The bulk of these engines were made in France. After they had produced liquid-cooled radial engines between 1908 to 1918, the company changed its focus to air-cooled to reduce weight and increase power per unit of weight. The majority of engines produced by Salmson were radials. The air-cooled engines featured an unorthodox Canton-Unne internal arrangement that did away with a master rod in favor of a cage of epicyclic gears driving the crankpin.

Due to the fact that the relatively low power was divided among several cylinders, the running of the engine was particularly smooth, and the torque produced was very even. The use of the Canton-Unne system of planetary gears also added to the smooth running of the engine. However, Salmson radials had unusual tendencies, such as a propensity in some models to throw its pushrods outward like spears.

Aircraft applications (which numbered in the dozens) included: Ace 300, Brochet MB.50, Farman F.230, Jodel D.11 and D.116, Morane-Saulnier MS.180, Starck AS-70, and AS-72, as well as the Terle Sportplane. In 1951, Salmson engine production ended and the company was liquidated.

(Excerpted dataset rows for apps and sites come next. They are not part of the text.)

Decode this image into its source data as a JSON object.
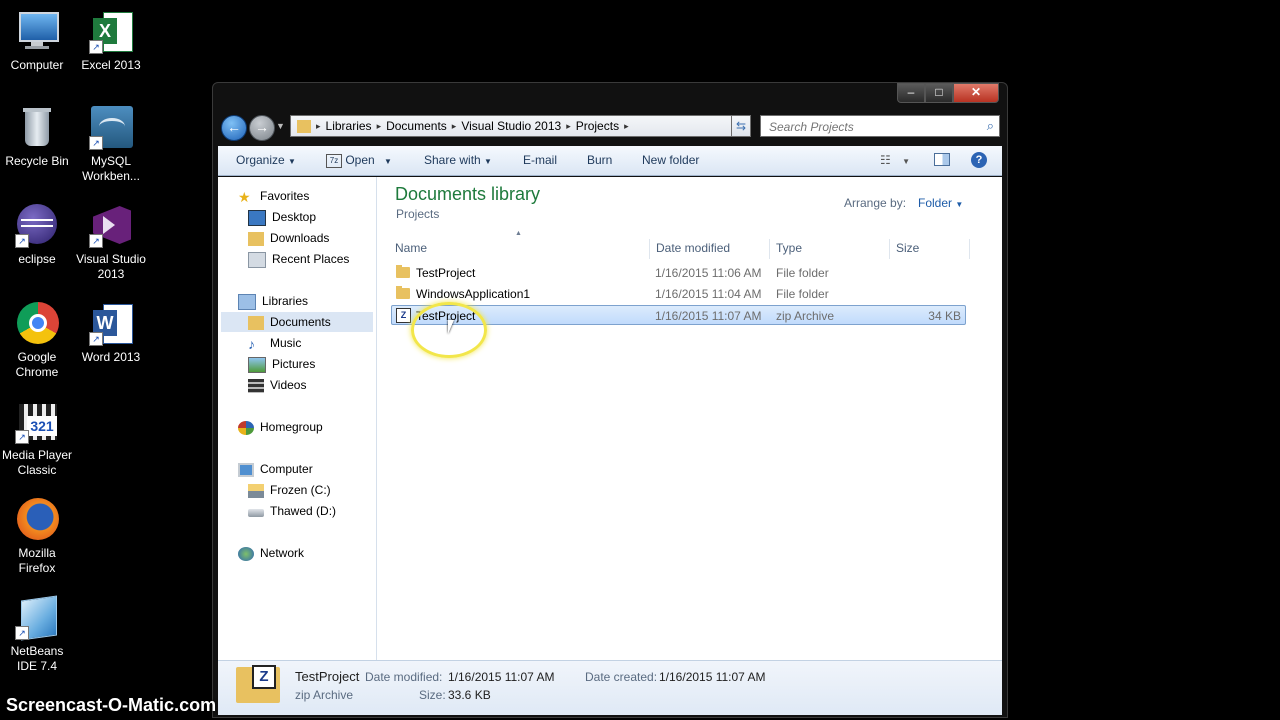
{
  "desktop": {
    "icons": [
      {
        "label": "Computer",
        "icon": "computer-icon"
      },
      {
        "label": "Excel 2013",
        "icon": "excel-icon"
      },
      {
        "label": "Recycle Bin",
        "icon": "recycle-bin-icon"
      },
      {
        "label": "MySQL Workben...",
        "icon": "mysql-icon"
      },
      {
        "label": "eclipse",
        "icon": "eclipse-icon"
      },
      {
        "label": "Visual Studio 2013",
        "icon": "visual-studio-icon"
      },
      {
        "label": "Google Chrome",
        "icon": "chrome-icon"
      },
      {
        "label": "Word 2013",
        "icon": "word-icon"
      },
      {
        "label": "Media Player Classic",
        "icon": "media-player-icon"
      },
      {
        "label": "Mozilla Firefox",
        "icon": "firefox-icon"
      },
      {
        "label": "NetBeans IDE 7.4",
        "icon": "netbeans-icon"
      }
    ]
  },
  "window": {
    "caption_buttons": {
      "minimize": "‒",
      "maximize": "□",
      "close": "✕"
    },
    "address": {
      "crumbs": [
        "Libraries",
        "Documents",
        "Visual Studio 2013",
        "Projects"
      ]
    },
    "search": {
      "placeholder": "Search Projects"
    },
    "toolbar": {
      "organize": "Organize",
      "open": "Open",
      "share_with": "Share with",
      "email": "E-mail",
      "burn": "Burn",
      "new_folder": "New folder"
    },
    "nav": {
      "favorites": "Favorites",
      "desktop": "Desktop",
      "downloads": "Downloads",
      "recent_places": "Recent Places",
      "libraries": "Libraries",
      "documents": "Documents",
      "music": "Music",
      "pictures": "Pictures",
      "videos": "Videos",
      "homegroup": "Homegroup",
      "computer": "Computer",
      "drive_c": "Frozen (C:)",
      "drive_d": "Thawed (D:)",
      "network": "Network"
    },
    "library": {
      "title": "Documents library",
      "subtitle": "Projects",
      "arrange_by_label": "Arrange by:",
      "arrange_by_value": "Folder"
    },
    "columns": {
      "name": "Name",
      "date": "Date modified",
      "type": "Type",
      "size": "Size"
    },
    "files": [
      {
        "name": "TestProject",
        "date": "1/16/2015 11:06 AM",
        "type": "File folder",
        "size": "",
        "kind": "folder"
      },
      {
        "name": "WindowsApplication1",
        "date": "1/16/2015 11:04 AM",
        "type": "File folder",
        "size": "",
        "kind": "folder"
      },
      {
        "name": "TestProject",
        "date": "1/16/2015 11:07 AM",
        "type": "zip Archive",
        "size": "34 KB",
        "kind": "zip"
      }
    ],
    "details": {
      "name": "TestProject",
      "type": "zip Archive",
      "date_modified_label": "Date modified:",
      "date_modified": "1/16/2015 11:07 AM",
      "date_created_label": "Date created:",
      "date_created": "1/16/2015 11:07 AM",
      "size_label": "Size:",
      "size": "33.6 KB"
    }
  },
  "watermark": "Screencast-O-Matic.com",
  "colors": {
    "library_title": "#1e7a3c",
    "accent_link": "#1e5ca8",
    "selection": "#c1dbfc"
  }
}
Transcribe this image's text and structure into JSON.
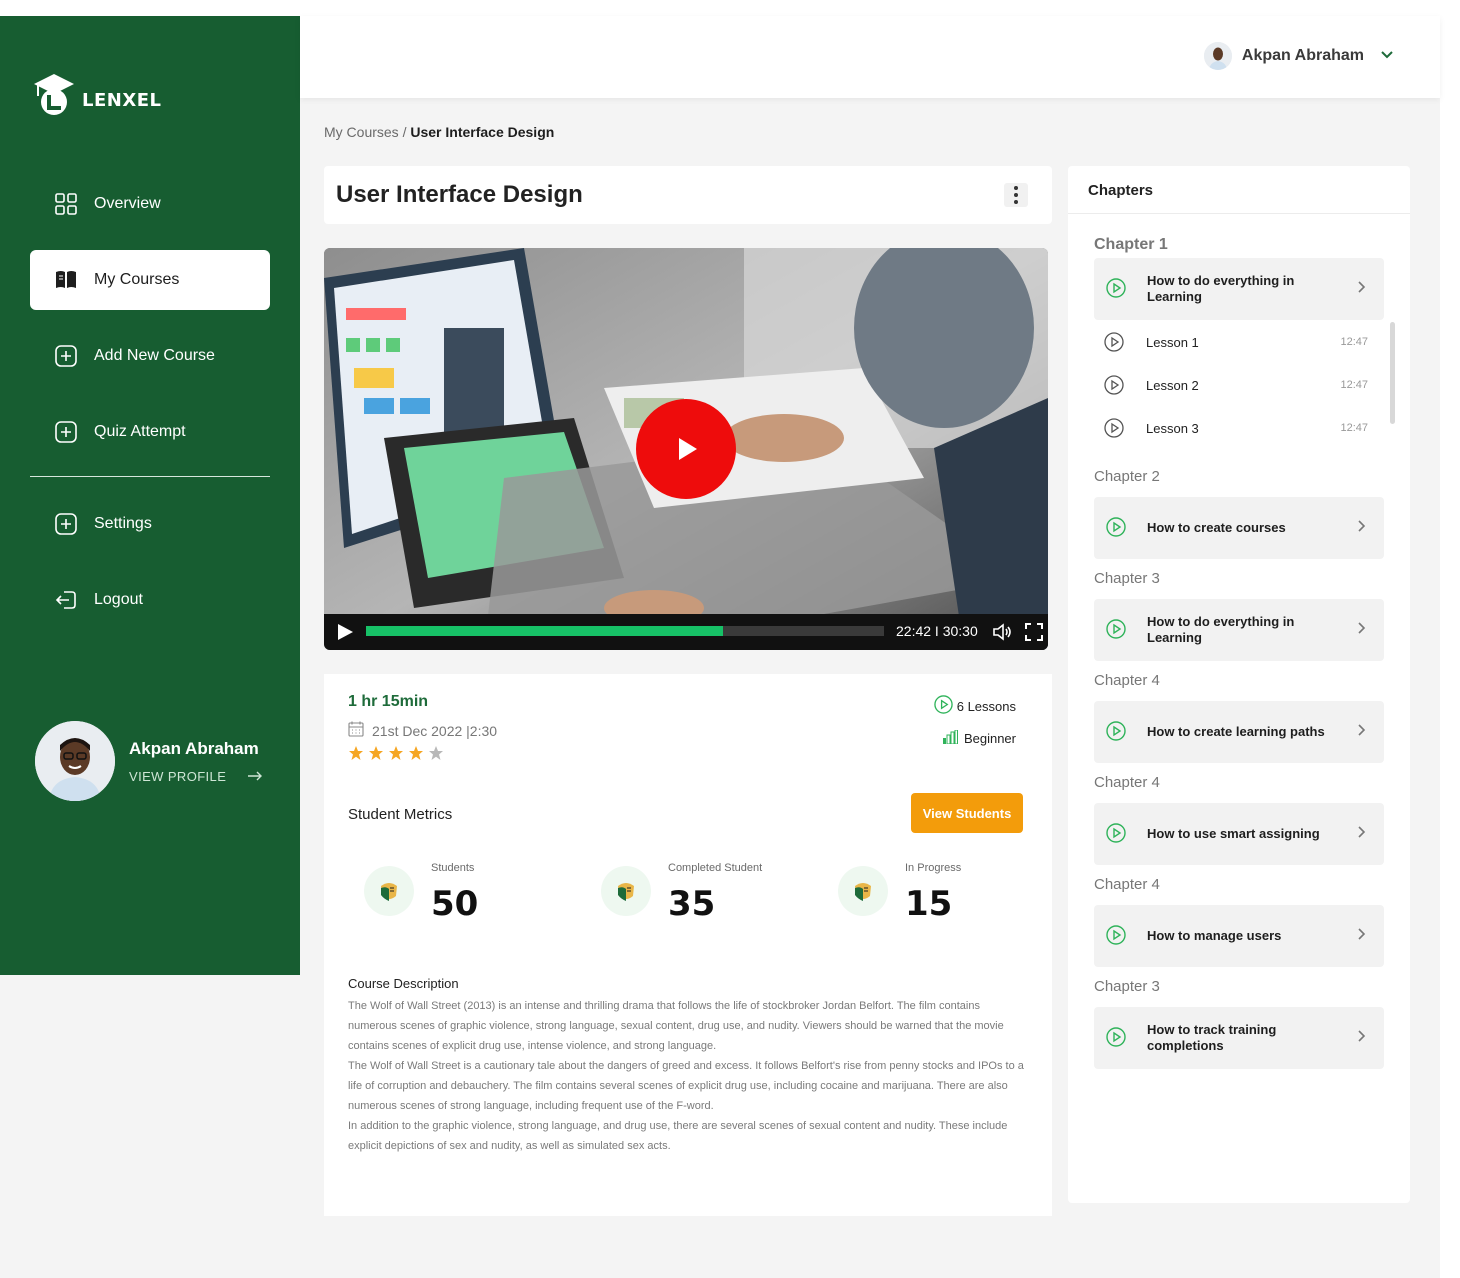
{
  "brand": {
    "name": "LENXEL"
  },
  "sidebar": {
    "items": [
      {
        "label": "Overview",
        "icon": "grid-icon"
      },
      {
        "label": "My Courses",
        "icon": "book-icon"
      },
      {
        "label": "Add New Course",
        "icon": "plus-square-icon"
      },
      {
        "label": "Quiz Attempt",
        "icon": "plus-square-icon"
      },
      {
        "label": "Settings",
        "icon": "plus-square-icon"
      },
      {
        "label": "Logout",
        "icon": "logout-icon"
      }
    ],
    "active": "My Courses",
    "profile": {
      "name": "Akpan Abraham",
      "link": "VIEW PROFILE"
    }
  },
  "header": {
    "user_name": "Akpan Abraham"
  },
  "breadcrumb": {
    "parent": "My Courses",
    "separator": "/",
    "current": "User Interface Design"
  },
  "course": {
    "title": "User Interface Design",
    "duration": "1 hr 15min",
    "date": "21st Dec 2022 |2:30",
    "rating": 4,
    "rating_max": 5,
    "lessons": "6 Lessons",
    "level": "Beginner"
  },
  "video": {
    "time": "22:42 I 30:30",
    "progress_fraction": 0.69
  },
  "metrics": {
    "title": "Student Metrics",
    "button": "View Students",
    "items": [
      {
        "label": "Students",
        "value": "50"
      },
      {
        "label": "Completed Student",
        "value": "35"
      },
      {
        "label": "In Progress",
        "value": "15"
      }
    ]
  },
  "description": {
    "title": "Course Description",
    "paragraphs": [
      "The Wolf of Wall Street (2013) is an intense and thrilling drama that follows the life of stockbroker Jordan Belfort. The film contains numerous scenes of graphic violence, strong language, sexual content, drug use, and nudity. Viewers should be warned that the movie contains scenes of explicit drug use, intense violence, and strong language.",
      "The Wolf of Wall Street is a cautionary tale about the dangers of greed and excess. It follows Belfort's rise from penny stocks and IPOs to a life of corruption and debauchery. The film contains several scenes of explicit drug use, including cocaine and marijuana. There are also numerous scenes of strong language, including frequent use of the F-word.",
      "In addition to the graphic violence, strong language, and drug use, there are several scenes of sexual content and nudity. These include explicit depictions of sex and nudity, as well as simulated sex acts."
    ]
  },
  "chapters": {
    "title": "Chapters",
    "list": [
      {
        "label": "Chapter 1",
        "item": "How to do everything in Learning",
        "lessons": [
          {
            "label": "Lesson 1",
            "time": "12:47"
          },
          {
            "label": "Lesson 2",
            "time": "12:47"
          },
          {
            "label": "Lesson 3",
            "time": "12:47"
          }
        ]
      },
      {
        "label": "Chapter 2",
        "item": "How to create courses"
      },
      {
        "label": "Chapter 3",
        "item": "How to do everything in Learning"
      },
      {
        "label": "Chapter 4",
        "item": "How to create learning paths"
      },
      {
        "label": "Chapter 4",
        "item": "How to use smart assigning"
      },
      {
        "label": "Chapter 4",
        "item": "How to manage users"
      },
      {
        "label": "Chapter 3",
        "item": "How to track training completions"
      }
    ]
  },
  "colors": {
    "sidebar": "#175d31",
    "accent_green": "#17c167",
    "button_orange": "#f39c0b",
    "play_red": "#ee0c0c",
    "star": "#f5a623"
  }
}
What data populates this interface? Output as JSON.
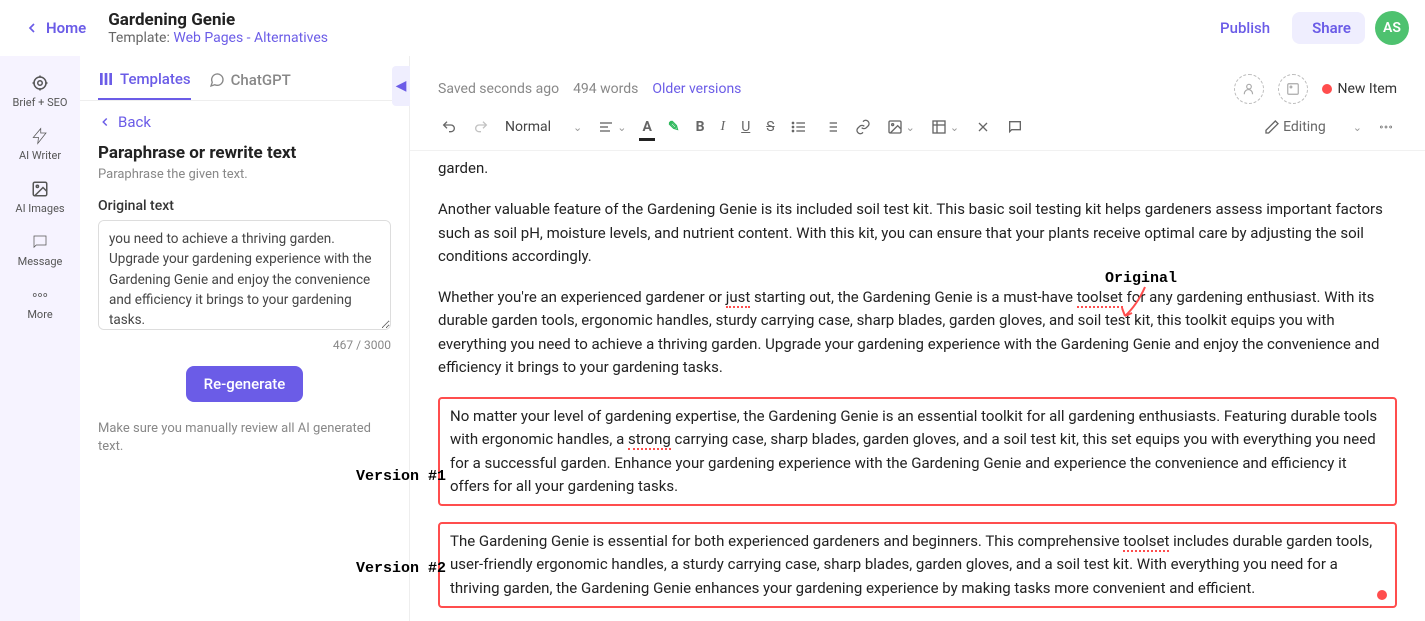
{
  "header": {
    "home": "Home",
    "title": "Gardening Genie",
    "template_prefix": "Template: ",
    "template_name": "Web Pages - Alternatives",
    "publish": "Publish",
    "share": "Share",
    "avatar": "AS"
  },
  "rail": {
    "brief": "Brief + SEO",
    "writer": "AI Writer",
    "images": "AI Images",
    "message": "Message",
    "more": "More"
  },
  "panel": {
    "tab_templates": "Templates",
    "tab_chatgpt": "ChatGPT",
    "back": "Back",
    "title": "Paraphrase or rewrite text",
    "subtitle": "Paraphrase the given text.",
    "original_label": "Original text",
    "original_value": "you need to achieve a thriving garden. Upgrade your gardening experience with the Gardening Genie and enjoy the convenience and efficiency it brings to your gardening tasks.",
    "counter": "467 / 3000",
    "regenerate": "Re-generate",
    "warning": "Make sure you manually review all AI generated text."
  },
  "editor": {
    "saved": "Saved seconds ago",
    "words": "494 words",
    "older": "Older versions",
    "new_item": "New Item",
    "format": "Normal",
    "mode": "Editing"
  },
  "doc": {
    "frag": "garden.",
    "p1": "Another valuable feature of the Gardening Genie is its included soil test kit. This basic soil testing kit helps gardeners assess important factors such as soil pH, moisture levels, and nutrient content. With this kit, you can ensure that your plants receive optimal care by adjusting the soil conditions accordingly.",
    "p2a": "Whether you're an experienced gardener or ",
    "p2_just": "just",
    "p2b": " starting out, the Gardening Genie is a must-have ",
    "p2_toolset": "toolset",
    "p2c": " for any gardening enthusiast. With its durable garden tools, ergonomic handles, sturdy carrying case, sharp blades, garden gloves, and soil test kit, this toolkit equips you with everything you need to achieve a thriving garden. Upgrade your gardening experience with the Gardening Genie and enjoy the convenience and efficiency it brings to your gardening tasks.",
    "v1a": "No matter your level of gardening expertise, the Gardening Genie is an essential toolkit for all gardening enthusiasts. Featuring durable tools with ergonomic handles, a ",
    "v1_strong": "strong",
    "v1b": " carrying case, sharp blades, garden gloves, and a soil test kit, this set equips you with everything you need for a successful garden. Enhance your gardening experience with the Gardening Genie and experience the convenience and efficiency it offers for all your gardening tasks.",
    "v2a": "The Gardening Genie is essential for both experienced gardeners and beginners. This comprehensive ",
    "v2_toolset": "toolset",
    "v2b": " includes durable garden tools, user-friendly ergonomic handles, a sturdy carrying case, sharp blades, garden gloves, and a soil test kit. With everything you need for a thriving garden, the Gardening Genie enhances your gardening experience by making tasks more convenient and efficient."
  },
  "annotations": {
    "original": "Original",
    "v1": "Version #1",
    "v2": "Version #2"
  }
}
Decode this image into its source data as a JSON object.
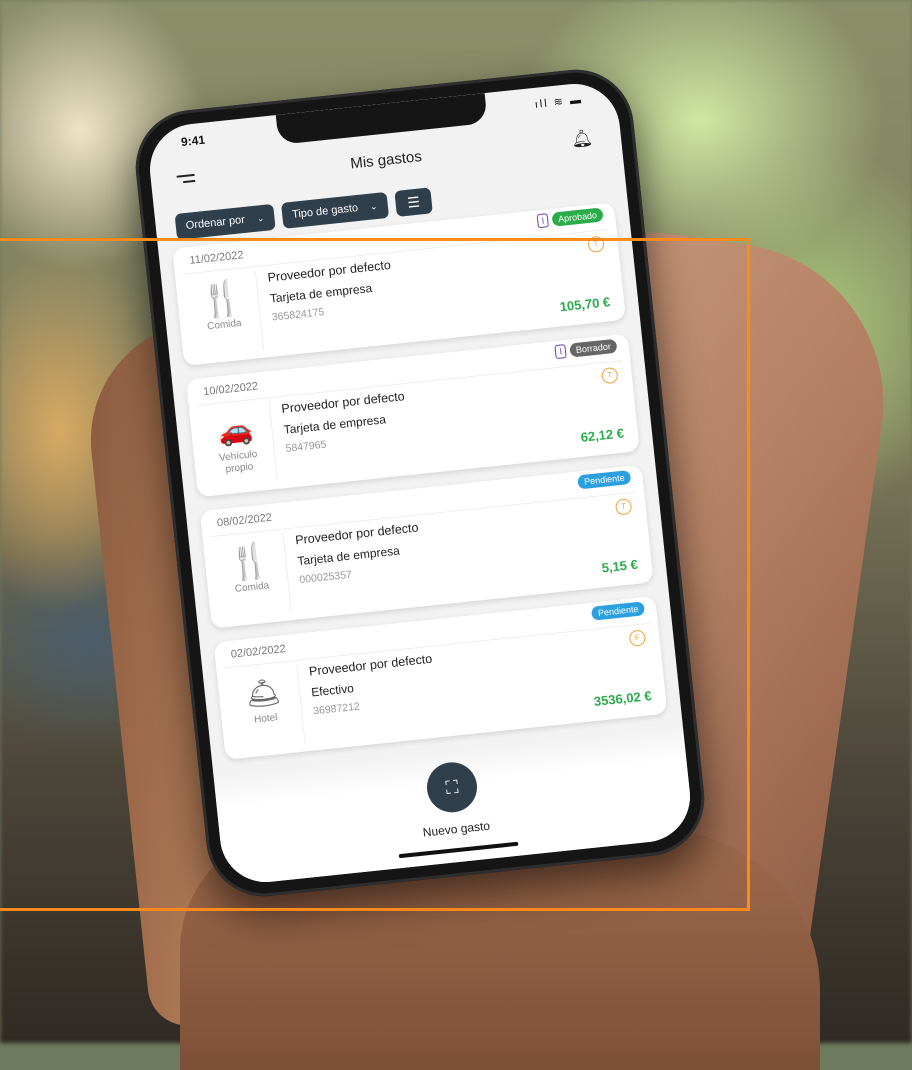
{
  "status_bar": {
    "time": "9:41",
    "icons": "ıll ≋ ▬"
  },
  "header": {
    "title": "Mis gastos"
  },
  "filters": {
    "sort_label": "Ordenar por",
    "type_label": "Tipo de gasto",
    "chevron": "⌄",
    "settings_glyph": "☰"
  },
  "expenses": [
    {
      "date": "11/02/2022",
      "report_badge": "I",
      "status": "Aprobado",
      "status_color": "#2bab4a",
      "category": "Comida",
      "category_icon": "🍴",
      "provider": "Proveedor por defecto",
      "payment": "Tarjeta de empresa",
      "reference": "365824175",
      "amount": "105,70 €",
      "coin": "T"
    },
    {
      "date": "10/02/2022",
      "report_badge": "I",
      "status": "Borrador",
      "status_color": "#666666",
      "category": "Vehículo\npropio",
      "category_icon": "🚗",
      "provider": "Proveedor por defecto",
      "payment": "Tarjeta de empresa",
      "reference": "5847965",
      "amount": "62,12 €",
      "coin": "T"
    },
    {
      "date": "08/02/2022",
      "report_badge": "",
      "status": "Pendiente",
      "status_color": "#2c9fe0",
      "category": "Comida",
      "category_icon": "🍴",
      "provider": "Proveedor por defecto",
      "payment": "Tarjeta de empresa",
      "reference": "000025357",
      "amount": "5,15 €",
      "coin": "T"
    },
    {
      "date": "02/02/2022",
      "report_badge": "",
      "status": "Pendiente",
      "status_color": "#2c9fe0",
      "category": "Hotel",
      "category_icon": "🛎",
      "provider": "Proveedor por defecto",
      "payment": "Efectivo",
      "reference": "36987212",
      "amount": "3536,02 €",
      "coin": "F"
    }
  ],
  "fab": {
    "glyph": "⛶",
    "label": "Nuevo gasto"
  },
  "colors": {
    "accent": "#2f3f4c",
    "amount": "#2bab4a",
    "frame": "#ff8a1c"
  }
}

Engine Name
Salmson 9 AD
Specifications
Manufactured by:Societe des Moteurs Salmson (in France)
Cylinder Configuration
radial
Number of Cylinders
9
Bore (inches)
2.76
Stroke (inches)
3.39
Displacement (cubic inches)
181.8
Fuel Type
gasoline
Electrical
magneto with spark ignition
Horsepower (max for T.O.)
45
Rated RPM2,000
Compression Ratio
5.6:1
Cooling System
air-cooled
Dry Weight (lb)
150
Note
on loan to Hiller Museum